Everything has become global nowadays. Consumers who are concerned with where the vehicle is made should think about when the cars are being assembled. In the U.S. parts are imported from Japan, Mexico and Thailand, so can the vehicles be called ‘American’ when they are assembled with parts from all over the world?
Cars.com have recently compiled a 2013 American-made Index. It is an analysis that puts the above question to rest. They looked at three factors to establish the ten ‘most American’ vehicles. These include:
– The origin of a car’s parts (if the vehicles were made in the U.S. or outside the U.S.)
– The vehicle’s point of final assembly (if the vehicle rolled off the assembly line in the U.S. or not)
– Statistics related to sales (ultimately the car’s popularity with American consumers)
The first spot goes to Ford F-150 yet again on the American-made Index. Patrick Olsen, the site’s editor-in-chief states that due to strong sales and 75 percent of the parts being domestic made the vehicle reach the top position of the index in 2013. Ford F-150 also held top position between the years 2006 to 2008.
In second place, we find the Toyota Camry, which held top position from the years 2009 to 2012. Olsen states that this vehicle is still a very strong performer, and was ranked second only due to the strong sales of the F-150, which was encouraged due to the recovering U.S. economy and the country’s construction boom.

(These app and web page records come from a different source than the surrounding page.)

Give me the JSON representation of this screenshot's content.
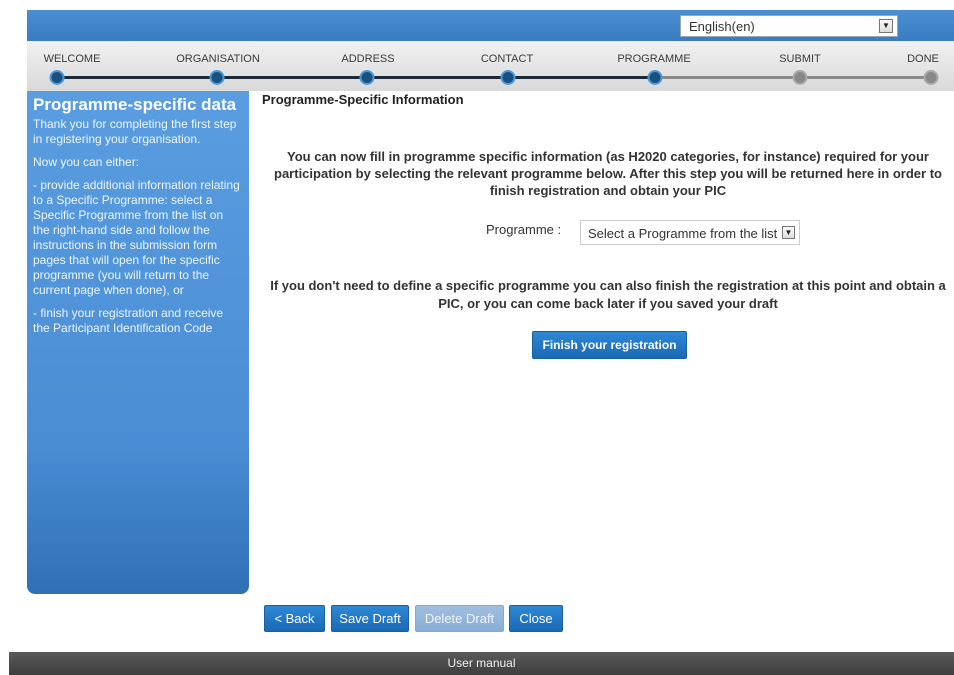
{
  "language": {
    "selected": "English(en)"
  },
  "steps": [
    {
      "label": "WELCOME",
      "state": "done"
    },
    {
      "label": "ORGANISATION",
      "state": "done"
    },
    {
      "label": "ADDRESS",
      "state": "done"
    },
    {
      "label": "CONTACT",
      "state": "done"
    },
    {
      "label": "PROGRAMME",
      "state": "current"
    },
    {
      "label": "SUBMIT",
      "state": "todo"
    },
    {
      "label": "DONE",
      "state": "todo"
    }
  ],
  "sidebar": {
    "title": "Programme-specific data",
    "paragraphs": [
      "Thank you for completing the first step in registering your organisation.",
      "Now you can either:",
      "- provide additional information relating to a Specific Programme: select a Specific Programme from the list on the right-hand side and follow the instructions in the submission form pages that will open for the specific programme (you will return to the current page when done), or",
      "- finish your registration and receive the Participant Identification Code"
    ]
  },
  "main": {
    "section_title": "Programme-Specific Information",
    "intro": "You can now fill in programme specific information (as H2020 categories, for instance) required for your participation by selecting the relevant programme below. After this step you will be returned here in order to finish registration and obtain your PIC",
    "programme_label": "Programme :",
    "programme_select": "Select a Programme from the list",
    "note": "If you don't need to define a specific programme you can also finish the registration at this point and obtain a PIC, or you can come back later if you saved your draft",
    "finish_button": "Finish your registration"
  },
  "actions": {
    "back": "< Back",
    "save_draft": "Save Draft",
    "delete_draft": "Delete Draft",
    "close": "Close"
  },
  "footer": {
    "user_manual": "User manual"
  },
  "colors": {
    "accent": "#1a69b5",
    "sidebar": "#4a8dd4",
    "step_done": "#1c4f7c",
    "step_todo": "#888888"
  }
}
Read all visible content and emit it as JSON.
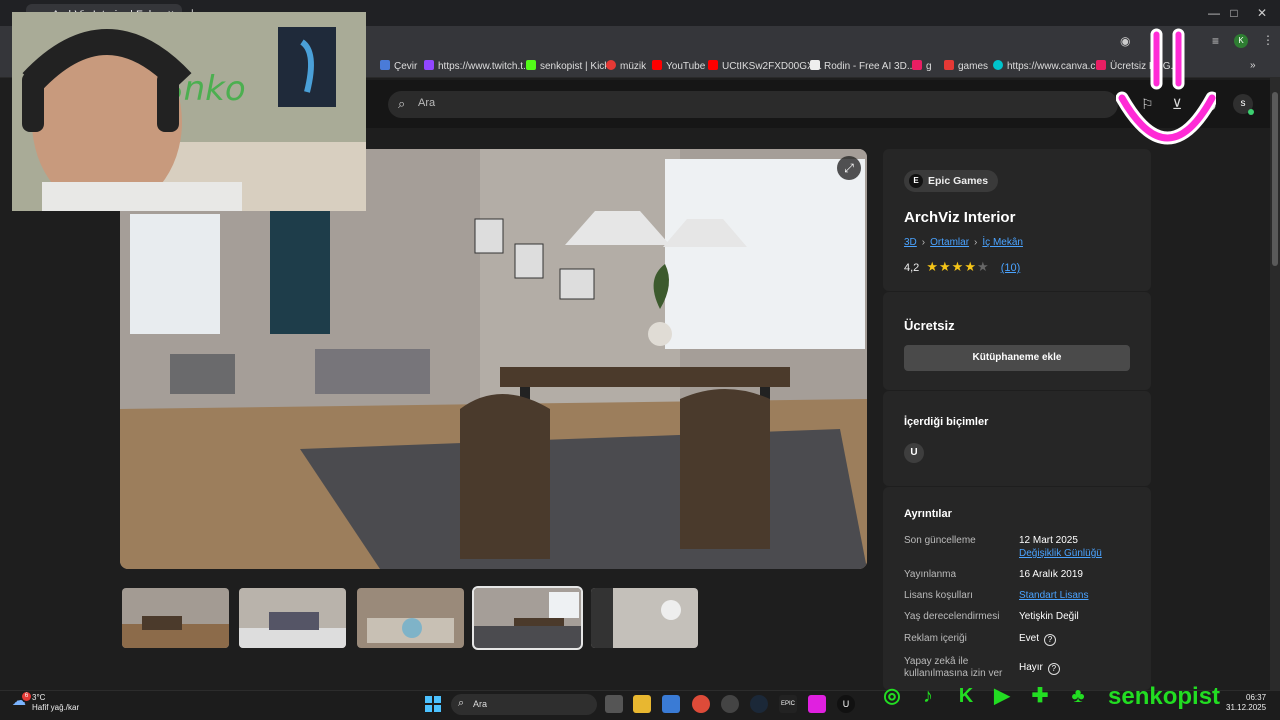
{
  "browser": {
    "tab_title": "ArchViz Interior | Fab",
    "tab_close": "×",
    "new_tab": "+",
    "window_buttons": [
      "—",
      "□",
      "✕"
    ],
    "bookmarks": [
      {
        "label": "Çevir",
        "color": "#4a7bd8"
      },
      {
        "label": "https://www.twitch.t...",
        "color": "#9146ff"
      },
      {
        "label": "senkopist | Kick",
        "color": "#53fc18"
      },
      {
        "label": "müzik",
        "color": "#e53935"
      },
      {
        "label": "YouTube",
        "color": "#ff0000"
      },
      {
        "label": "UCtIKSw2FXD00GX...",
        "color": "#ff0000"
      },
      {
        "label": "Rodin - Free AI 3D...",
        "color": "#eeeeee"
      },
      {
        "label": "g",
        "color": "#e91e63"
      },
      {
        "label": "games",
        "color": "#e53935"
      },
      {
        "label": "https://www.canva.c...",
        "color": "#00c4cc"
      },
      {
        "label": "Ücretsiz PNG...",
        "color": "#e91e63"
      }
    ],
    "profile_initial": "K",
    "bookmarks_more": "»"
  },
  "header": {
    "search_placeholder": "Ara",
    "avatar_initial": "s"
  },
  "product": {
    "publisher": "Epic Games",
    "title": "ArchViz Interior",
    "breadcrumb": [
      "3D",
      "Ortamlar",
      "İç Mekân"
    ],
    "rating_value": "4,2",
    "rating_stars": 4.2,
    "rating_count": "(10)",
    "price": "Ücretsiz",
    "add_button": "Kütüphaneme ekle",
    "formats_heading": "İçerdiği biçimler",
    "format_icon": "U",
    "details_heading": "Ayrıntılar",
    "details": [
      {
        "label": "Son güncelleme",
        "value": "12 Mart 2025",
        "sub_link": "Değişiklik Günlüğü"
      },
      {
        "label": "Yayınlanma",
        "value": "16 Aralık 2019"
      },
      {
        "label": "Lisans koşulları",
        "value": "Standart Lisans",
        "link": true
      },
      {
        "label": "Yaş derecelendirmesi",
        "value": "Yetişkin Değil"
      },
      {
        "label": "Reklam içeriği",
        "value": "Evet",
        "help": "?"
      },
      {
        "label": "Yapay zekâ ile kullanılmasına izin ver",
        "value": "Hayır",
        "help": "?"
      }
    ],
    "thumbnail_count": 5,
    "active_thumbnail": 4
  },
  "taskbar": {
    "temperature": "3°C",
    "weather": "Hafif yağ./kar",
    "weather_badge": "6",
    "search": "Ara",
    "time": "06:37",
    "date": "31.12.2025",
    "apps": [
      {
        "name": "explorer",
        "color": "#e8b730"
      },
      {
        "name": "store",
        "color": "#3a7bd5"
      },
      {
        "name": "chrome",
        "color": "#dd4b39"
      },
      {
        "name": "obs",
        "color": "#444"
      },
      {
        "name": "steam",
        "color": "#1b2838"
      },
      {
        "name": "epic",
        "label": "EPIC",
        "color": "#222"
      },
      {
        "name": "app-pink",
        "color": "#e020e0"
      },
      {
        "name": "unreal",
        "label": "U",
        "color": "#111"
      }
    ]
  },
  "overlay": {
    "streamer_name": "senkopist",
    "social_icons": [
      "instagram-icon",
      "tiktok-icon",
      "kick-icon",
      "youtube-icon",
      "like-icon",
      "bell-icon"
    ],
    "smile_color": "#ff2bd6"
  }
}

The list of the top ten ‘American-made’ cars is a mix of U.S. companies and foreign automakers, half and half to be exact. In terms of numbers however, Toyota takes top honors by taking four out of the ten spots available. The list is found below:
- Ford F-150
- Toyota Camry
- Dodge Avenger
- Honda Odyssey
- Toyota Sienna
- Chevrolet Traverse
- Toyota Tundra
- GMC Acadia
- Buick Enclave
- Toyota Avalon
All these vehicles are built in the U.S. The only distinguishing characteristic lies in the number of American-made parts they use in order to assemble the vehicle and their popularity with American shoppers.